How to fascinate kids for technology? Show them that engineering is fun :-). At the Lucerne University of Applied Sciences and Arts we have created the ‘MINTomat’: a robotics system for STEM activities rewarding interaction with bubble gums:
Yes, pretty over engineered compared to a normal bubble gum automata, but that’s part of the fun :-).
MINT is the German language equivalent for STEM. The basic idea is a fun system which puts out bubble gums or mints with human interaction. The user has to use three robotics system to carry a bubble gum out of the system. The following video shows first tests with the system:
The base of the mobile robot is our version of the Zumo robot running with FreeRTOS on an NXP ARM Cortex-M4F. It uses the Nordic Semiconductor nRF24L01+ 2.4 GHz transceiver to communicate with the controller board:
On top of the robot there is a special shield with 3 NXP PCA9685 16-channel 12-bit PWM LED controller.
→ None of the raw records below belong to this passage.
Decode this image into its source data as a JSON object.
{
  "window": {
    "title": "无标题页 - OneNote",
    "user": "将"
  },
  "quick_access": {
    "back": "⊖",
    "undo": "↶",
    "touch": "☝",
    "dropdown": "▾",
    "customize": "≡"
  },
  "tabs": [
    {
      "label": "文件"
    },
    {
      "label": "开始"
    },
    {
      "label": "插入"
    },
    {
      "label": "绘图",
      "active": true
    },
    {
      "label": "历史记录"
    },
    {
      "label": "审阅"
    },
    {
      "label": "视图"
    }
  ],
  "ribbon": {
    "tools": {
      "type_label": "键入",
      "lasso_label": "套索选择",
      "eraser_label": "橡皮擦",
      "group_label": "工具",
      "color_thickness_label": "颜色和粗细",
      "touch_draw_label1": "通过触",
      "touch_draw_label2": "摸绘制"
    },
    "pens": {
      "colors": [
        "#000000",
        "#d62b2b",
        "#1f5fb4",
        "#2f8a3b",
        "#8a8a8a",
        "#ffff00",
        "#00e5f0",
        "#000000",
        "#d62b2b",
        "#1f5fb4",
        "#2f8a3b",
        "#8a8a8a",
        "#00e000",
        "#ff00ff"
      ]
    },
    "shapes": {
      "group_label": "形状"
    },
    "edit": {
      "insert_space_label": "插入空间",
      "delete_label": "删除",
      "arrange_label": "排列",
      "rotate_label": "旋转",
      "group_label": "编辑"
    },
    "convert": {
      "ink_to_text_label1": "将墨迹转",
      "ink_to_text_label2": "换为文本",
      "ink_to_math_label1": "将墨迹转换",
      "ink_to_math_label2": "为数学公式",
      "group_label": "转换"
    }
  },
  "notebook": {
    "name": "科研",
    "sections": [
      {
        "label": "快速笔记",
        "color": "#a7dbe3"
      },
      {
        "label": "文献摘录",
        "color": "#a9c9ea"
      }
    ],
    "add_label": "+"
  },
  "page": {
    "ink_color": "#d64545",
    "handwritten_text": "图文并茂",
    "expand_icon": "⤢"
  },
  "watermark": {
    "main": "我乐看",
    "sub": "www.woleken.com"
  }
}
Below is the first prototype of the hardware:
It had 13 RGB LEDs on top of it:
This is the second prototype, still three NXP PCA9685 on the bottom side:
On the top there are again 13 RGB LEDs, plus a 32 kHz IR transmitter/receiver and four ToF (Time of Flight) sensors on each side of the robot. The ToF sensors allow to measure distances up to 20 cm with a 1 mm resolution or up to 60 cm with 3 mm resolution:
Sensors have been tested first on a bread board:
To avoid the robot running of the table ;-), it has been tested tested inside a cardbox (what I name ‘cardboxing’) 🙂 :
A 3D printed case is put on top of the shield to hold the bubble gum or any kind of capsules. The infrared transmitter/receiver detects if an object is inside the carrier, and the ToF sensors help the robot to detect obstacles or navigate inside the playing area. The LEDs glow inside the 3D printed material, creating a cool effect:
As always, there were several challenges with this project: time was extremely tight, with nearly no time for testing (sounds familiar, right?). Second, the I²C signals from the ToF sensors were not good because of wrong pull-up resistors on the board:
Other challenges were on the mechanical side. For example the laser-cut bubble gum dispenser required a lots of testing to work properly. A servo tester is used for manual testing the mechanics:
Below the automata box under construction:
The controller board is responsible for:
- Monitor the air pumps of the two robot arm with two pressure sensors.
- Communication with the mobile robot using 2.4 GHz nRF24L01+ transceiver.
- Communication with the display system over USB CDC.
- Read in joystick and push buttons plus sensor switches.
- Control the RGB LED stripes.
The controller board is mounted under the right robot arm system and the gum dispenser:
The project had to be completed in a few days, with no real testing and a lot of temporary workarounds in place. The MINTomat is on a roadshow now and kids love it :-). However, because things had to be done in a rush, we already had to repair it. But that would be subject of another post….
Happy Minting 🙂
- NXP PCA9685 16-channel 12-bit PWM LED controller: http://www.nxp.com/products/power-management/lighting-driver-and-controller-ics/i2c-led-display-control/16-channel-12-bit-pwm-fm-plus-ic-bus-led-controller:PCA9685
- STM VL6180X Time of Flight Sensor: http://www.st.com/content/st_com/en/products/imaging-and-photonics-solutions/proximity-sensors/vl6180x.html